__DIRECTIONS__.
Within the data below, count every line that includes "JSON" and report the total alone.

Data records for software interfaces
═══
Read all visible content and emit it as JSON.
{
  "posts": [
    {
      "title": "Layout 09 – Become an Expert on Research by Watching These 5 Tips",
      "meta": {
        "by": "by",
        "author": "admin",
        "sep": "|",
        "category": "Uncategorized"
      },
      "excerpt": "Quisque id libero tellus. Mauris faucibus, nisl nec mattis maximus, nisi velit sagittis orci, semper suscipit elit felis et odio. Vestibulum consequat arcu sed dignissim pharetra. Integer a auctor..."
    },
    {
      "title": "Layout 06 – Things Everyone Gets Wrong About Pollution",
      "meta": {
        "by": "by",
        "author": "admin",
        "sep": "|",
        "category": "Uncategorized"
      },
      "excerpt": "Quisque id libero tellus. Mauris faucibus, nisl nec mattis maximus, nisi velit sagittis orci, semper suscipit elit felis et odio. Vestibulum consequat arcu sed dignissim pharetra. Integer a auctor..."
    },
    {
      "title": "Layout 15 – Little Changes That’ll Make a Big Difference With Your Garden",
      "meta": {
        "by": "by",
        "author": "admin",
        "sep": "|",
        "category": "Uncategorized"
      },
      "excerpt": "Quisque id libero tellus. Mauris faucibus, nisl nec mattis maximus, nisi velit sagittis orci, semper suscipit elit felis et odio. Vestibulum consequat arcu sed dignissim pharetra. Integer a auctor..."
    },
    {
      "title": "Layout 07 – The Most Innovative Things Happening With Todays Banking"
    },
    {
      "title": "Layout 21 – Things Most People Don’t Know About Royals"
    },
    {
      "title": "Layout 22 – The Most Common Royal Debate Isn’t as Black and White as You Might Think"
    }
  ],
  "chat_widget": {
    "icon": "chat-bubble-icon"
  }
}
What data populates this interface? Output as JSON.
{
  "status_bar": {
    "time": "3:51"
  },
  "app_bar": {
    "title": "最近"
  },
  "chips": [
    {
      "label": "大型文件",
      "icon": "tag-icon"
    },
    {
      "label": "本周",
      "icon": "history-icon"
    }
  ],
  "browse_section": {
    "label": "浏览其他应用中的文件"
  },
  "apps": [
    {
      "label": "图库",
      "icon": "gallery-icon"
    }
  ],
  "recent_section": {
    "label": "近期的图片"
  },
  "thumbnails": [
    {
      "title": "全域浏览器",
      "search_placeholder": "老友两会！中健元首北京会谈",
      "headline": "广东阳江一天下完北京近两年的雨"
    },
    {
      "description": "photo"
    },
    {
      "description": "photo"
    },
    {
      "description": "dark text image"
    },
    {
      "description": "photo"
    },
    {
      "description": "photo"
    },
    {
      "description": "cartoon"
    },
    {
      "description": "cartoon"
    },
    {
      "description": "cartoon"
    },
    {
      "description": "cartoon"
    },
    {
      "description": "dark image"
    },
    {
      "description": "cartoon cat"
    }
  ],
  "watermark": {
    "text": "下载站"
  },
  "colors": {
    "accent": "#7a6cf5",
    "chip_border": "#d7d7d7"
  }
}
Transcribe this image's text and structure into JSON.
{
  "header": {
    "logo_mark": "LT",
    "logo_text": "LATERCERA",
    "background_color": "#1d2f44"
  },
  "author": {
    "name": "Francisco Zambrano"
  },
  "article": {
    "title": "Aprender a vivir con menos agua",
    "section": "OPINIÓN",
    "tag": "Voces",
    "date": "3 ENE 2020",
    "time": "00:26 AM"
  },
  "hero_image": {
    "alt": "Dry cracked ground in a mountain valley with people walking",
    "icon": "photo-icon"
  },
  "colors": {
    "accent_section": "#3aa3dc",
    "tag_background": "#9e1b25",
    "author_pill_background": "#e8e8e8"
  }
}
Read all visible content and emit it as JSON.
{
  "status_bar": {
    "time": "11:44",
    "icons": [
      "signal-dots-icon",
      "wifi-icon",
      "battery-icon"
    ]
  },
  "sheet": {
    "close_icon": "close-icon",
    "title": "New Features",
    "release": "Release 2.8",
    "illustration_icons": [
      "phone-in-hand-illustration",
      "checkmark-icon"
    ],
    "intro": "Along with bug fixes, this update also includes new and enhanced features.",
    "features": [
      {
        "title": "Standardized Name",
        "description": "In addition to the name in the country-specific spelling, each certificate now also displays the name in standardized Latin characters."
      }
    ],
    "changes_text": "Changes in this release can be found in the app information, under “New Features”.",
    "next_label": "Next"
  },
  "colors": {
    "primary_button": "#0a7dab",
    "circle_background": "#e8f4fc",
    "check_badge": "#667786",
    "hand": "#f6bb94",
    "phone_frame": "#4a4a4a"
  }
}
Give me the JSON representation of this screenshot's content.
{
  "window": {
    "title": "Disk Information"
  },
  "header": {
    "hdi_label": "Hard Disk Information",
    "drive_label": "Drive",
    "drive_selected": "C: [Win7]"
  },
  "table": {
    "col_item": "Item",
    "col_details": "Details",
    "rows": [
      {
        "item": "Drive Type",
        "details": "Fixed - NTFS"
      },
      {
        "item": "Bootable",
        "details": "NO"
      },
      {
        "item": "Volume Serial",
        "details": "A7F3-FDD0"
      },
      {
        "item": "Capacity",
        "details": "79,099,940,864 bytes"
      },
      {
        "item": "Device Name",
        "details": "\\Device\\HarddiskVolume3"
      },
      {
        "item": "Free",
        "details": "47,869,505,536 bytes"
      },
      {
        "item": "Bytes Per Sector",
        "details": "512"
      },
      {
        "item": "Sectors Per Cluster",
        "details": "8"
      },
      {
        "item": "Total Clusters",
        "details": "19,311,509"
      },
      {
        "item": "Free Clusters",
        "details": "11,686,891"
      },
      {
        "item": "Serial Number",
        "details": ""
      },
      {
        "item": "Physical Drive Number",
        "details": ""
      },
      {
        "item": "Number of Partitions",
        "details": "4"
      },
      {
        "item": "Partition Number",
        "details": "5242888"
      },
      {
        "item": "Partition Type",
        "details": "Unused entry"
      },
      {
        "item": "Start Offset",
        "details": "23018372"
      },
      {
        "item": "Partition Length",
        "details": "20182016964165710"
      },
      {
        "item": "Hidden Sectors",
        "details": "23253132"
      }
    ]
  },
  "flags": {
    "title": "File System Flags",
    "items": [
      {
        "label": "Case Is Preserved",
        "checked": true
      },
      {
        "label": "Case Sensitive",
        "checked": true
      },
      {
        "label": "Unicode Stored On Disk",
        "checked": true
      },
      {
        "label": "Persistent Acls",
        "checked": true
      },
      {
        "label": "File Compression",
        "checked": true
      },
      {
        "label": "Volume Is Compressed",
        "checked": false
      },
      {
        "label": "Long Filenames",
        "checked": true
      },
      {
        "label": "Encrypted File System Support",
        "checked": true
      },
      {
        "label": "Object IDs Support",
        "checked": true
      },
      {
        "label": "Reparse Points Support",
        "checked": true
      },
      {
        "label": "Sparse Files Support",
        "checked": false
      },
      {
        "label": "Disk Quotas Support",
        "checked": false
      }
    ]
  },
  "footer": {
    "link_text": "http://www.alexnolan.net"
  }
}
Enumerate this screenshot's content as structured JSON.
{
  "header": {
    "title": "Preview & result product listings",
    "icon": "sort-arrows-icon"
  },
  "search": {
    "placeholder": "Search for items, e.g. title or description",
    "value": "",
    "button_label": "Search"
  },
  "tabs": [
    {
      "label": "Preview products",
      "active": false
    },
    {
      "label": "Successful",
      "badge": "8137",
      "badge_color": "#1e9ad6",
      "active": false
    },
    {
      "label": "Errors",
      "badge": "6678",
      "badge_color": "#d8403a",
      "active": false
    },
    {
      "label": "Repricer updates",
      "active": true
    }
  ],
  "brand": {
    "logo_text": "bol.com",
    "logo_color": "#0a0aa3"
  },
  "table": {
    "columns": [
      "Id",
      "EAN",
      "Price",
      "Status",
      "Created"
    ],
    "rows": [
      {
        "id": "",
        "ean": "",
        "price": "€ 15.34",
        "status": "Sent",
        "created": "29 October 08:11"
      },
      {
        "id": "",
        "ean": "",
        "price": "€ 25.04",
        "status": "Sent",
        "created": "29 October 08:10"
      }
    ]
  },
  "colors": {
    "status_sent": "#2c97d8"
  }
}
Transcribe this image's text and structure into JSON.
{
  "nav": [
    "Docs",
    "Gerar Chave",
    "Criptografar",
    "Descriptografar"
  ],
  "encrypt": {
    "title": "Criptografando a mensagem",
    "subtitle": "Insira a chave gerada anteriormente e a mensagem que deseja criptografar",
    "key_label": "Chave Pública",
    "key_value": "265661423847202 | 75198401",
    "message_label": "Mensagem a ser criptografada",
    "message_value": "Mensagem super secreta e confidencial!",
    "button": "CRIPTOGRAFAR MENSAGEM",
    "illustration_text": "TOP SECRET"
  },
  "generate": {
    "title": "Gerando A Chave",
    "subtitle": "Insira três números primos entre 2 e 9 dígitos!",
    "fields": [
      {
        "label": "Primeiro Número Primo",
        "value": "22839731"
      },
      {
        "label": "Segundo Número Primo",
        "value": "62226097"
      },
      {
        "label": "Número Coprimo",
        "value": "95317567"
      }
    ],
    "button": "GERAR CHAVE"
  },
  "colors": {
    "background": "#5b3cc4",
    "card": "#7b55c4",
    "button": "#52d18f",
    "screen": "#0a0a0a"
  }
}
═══
__RESPONSE AREA__.
7